But while rebuilding arterials and surface highways is a costly and politically difficult task, clamping down on impaired driving has bipartisan support in Olympia and carries with it the hope that the change will be immediate.
Prosecutors, coroners and medical examiners in all 39 Washington counties send blood to the Washington State Patrol’s toxicology lab in Seattle for testing. Once upon a time, those results would be returned within two to three months.
In recent years, a backlog has begun to grow, and has accelerated since the beginning of the pandemic. Driving the delays are increased caseloads, limited space and lack of staff, said Chris Loftis, WSP spokesperson. Since 2012, the lab has seen a 45% increase in demand and currently processes up to 16,000 requests for tests per year.
If a person was clearly intoxicated, prosecutors might proceed without the blood level results. But in cases where a driver has refused a Breathalyzer or the on-scene evidence wasn’t clear enough, lawyers will choose to wait. The results are also important in cases where someone is combining drugs and alcohol, said Freedheim. Sometimes prosecutors will file charges while waiting, but that can backfire if the defendant doesn’t waive the right to a speedy trial. As a result, attorneys will sometimes hold off on filing the charges at all.
That means the person may continue to drive. For example, in September 2021, a 27-year-old man was arrested for driving over 100 mph before crashing on Interstate 405. Prosecutors waited to file the charges while the blood draw was being tested. The man was arrested again in January 2022 for, again, driving over 100 mph on I-405. Both times he was pulled over, police noted the smell of alcohol, according to court records. The man pleaded guilty to four counts in August, including felony DUI in both cases.
The only state in the country with a blood alcohol limit below 0.08% is Utah, which lowered its threshold to 0.05% in 2019. The state saw a 20% reduction in fatal crashes that year, with surveys indicating drivers began modifying their behavior even before the new limit took effect. The National Transportation Safety Board, which has pushed for a lower limit for years, points to the results in Utah and encourages other states to follow suit.
Research from the National Highway Traffic Safety Administration found that “virtually all drivers, even experienced drivers, are significantly impaired” when driving with a blood alcohol level of 0.08%. In fact, evidence suggests most drivers also are impaired at 0.05%, but to a lesser degree.
It’s unclear what the lower limit would mean for enforcement and prosecution; early data from Utah shows minimal changes in each.

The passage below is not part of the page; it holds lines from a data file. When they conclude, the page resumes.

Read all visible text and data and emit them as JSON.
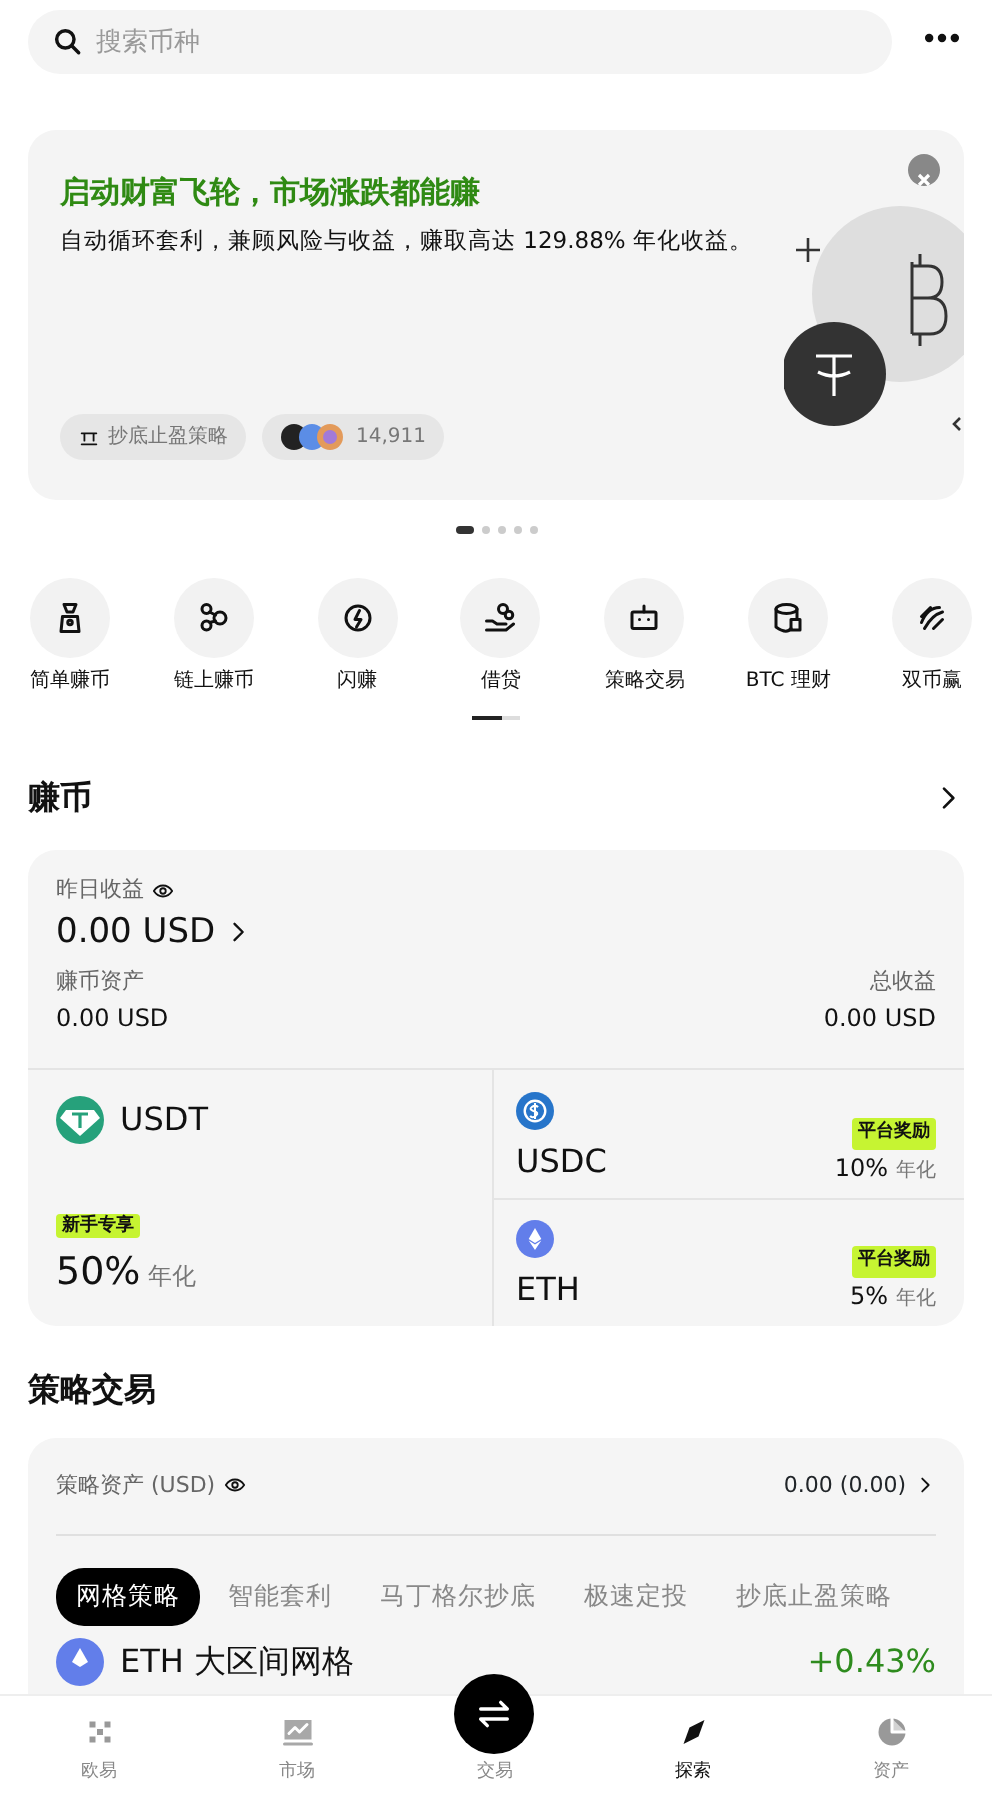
{
  "search": {
    "placeholder": "搜索币种"
  },
  "banner": {
    "title": "启动财富飞轮，市场涨跌都能赚",
    "subtitle": "自动循环套利，兼顾风险与收益，赚取高达 129.88% 年化收益。",
    "chips": [
      {
        "kind": "tag",
        "label": "抄底止盈策略"
      },
      {
        "kind": "users",
        "label": "14,911"
      }
    ]
  },
  "carousel_pages": [
    {
      "selected": true
    },
    {
      "selected": false
    },
    {
      "selected": false
    },
    {
      "selected": false
    },
    {
      "selected": false
    }
  ],
  "shortcuts": [
    {
      "kind": "bag",
      "label": "简单赚币"
    },
    {
      "kind": "nodes",
      "label": "链上赚币"
    },
    {
      "kind": "flash",
      "label": "闪赚"
    },
    {
      "kind": "loan",
      "label": "借贷"
    },
    {
      "kind": "robot",
      "label": "策略交易"
    },
    {
      "kind": "db",
      "label": "BTC 理财"
    },
    {
      "kind": "dual",
      "label": "双币赢"
    }
  ],
  "earn": {
    "title": "赚币",
    "yesterday_label": "昨日收益",
    "yesterday_value": "0.00 USD",
    "assets_label": "赚币资产",
    "assets_value": "0.00 USD",
    "total_label": "总收益",
    "total_value": "0.00 USD",
    "featured": {
      "kind": "usdt",
      "coin": "USDT",
      "badge": "新手专享",
      "rate": "50%",
      "rate_unit": "年化"
    },
    "coins": [
      {
        "kind": "usdc",
        "coin": "USDC",
        "badge": "平台奖励",
        "rate": "10%",
        "rate_unit": "年化"
      },
      {
        "kind": "eth",
        "coin": "ETH",
        "badge": "平台奖励",
        "rate": "5%",
        "rate_unit": "年化"
      }
    ]
  },
  "strategy": {
    "title": "策略交易",
    "assets_label": "策略资产 (USD)",
    "assets_value": "0.00 (0.00)",
    "tabs": [
      {
        "label": "网格策略",
        "selected": true
      },
      {
        "label": "智能套利",
        "selected": false
      },
      {
        "label": "马丁格尔抄底",
        "selected": false
      },
      {
        "label": "极速定投",
        "selected": false
      },
      {
        "label": "抄底止盈策略",
        "selected": false
      }
    ],
    "rows": [
      {
        "name": "ETH 大区间网格",
        "change": "+0.43%"
      }
    ]
  },
  "bottom_nav": [
    {
      "kind": "home",
      "label": "欧易",
      "selected": false
    },
    {
      "kind": "market",
      "label": "市场",
      "selected": false
    },
    {
      "kind": "trade",
      "label": "交易",
      "selected": false
    },
    {
      "kind": "explore",
      "label": "探索",
      "selected": true
    },
    {
      "kind": "assets",
      "label": "资产",
      "selected": false
    }
  ]
}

In assessing the possible effects of lowering the limit, the state Board of Health said it’s difficult to know exactly what it will mean for the legal system, but that it’s possible there could be more arrests and more prosecutions, which could in turn lead to more cases for the toxicology lab. A representative from the Washington Association of Prosecuting Attorneys told Board of Health analysts that lowering the limit “would likely affect prosecuting attorneys’ decisions to take a case to trial or to offer alternative resolutions (e.g. treatment).”
While the Utah law led to only small increases in arrests, the state did not examine how it affected the decisions of prosecutors.
The entire article at the Seattle Times by David Kroman can be found here: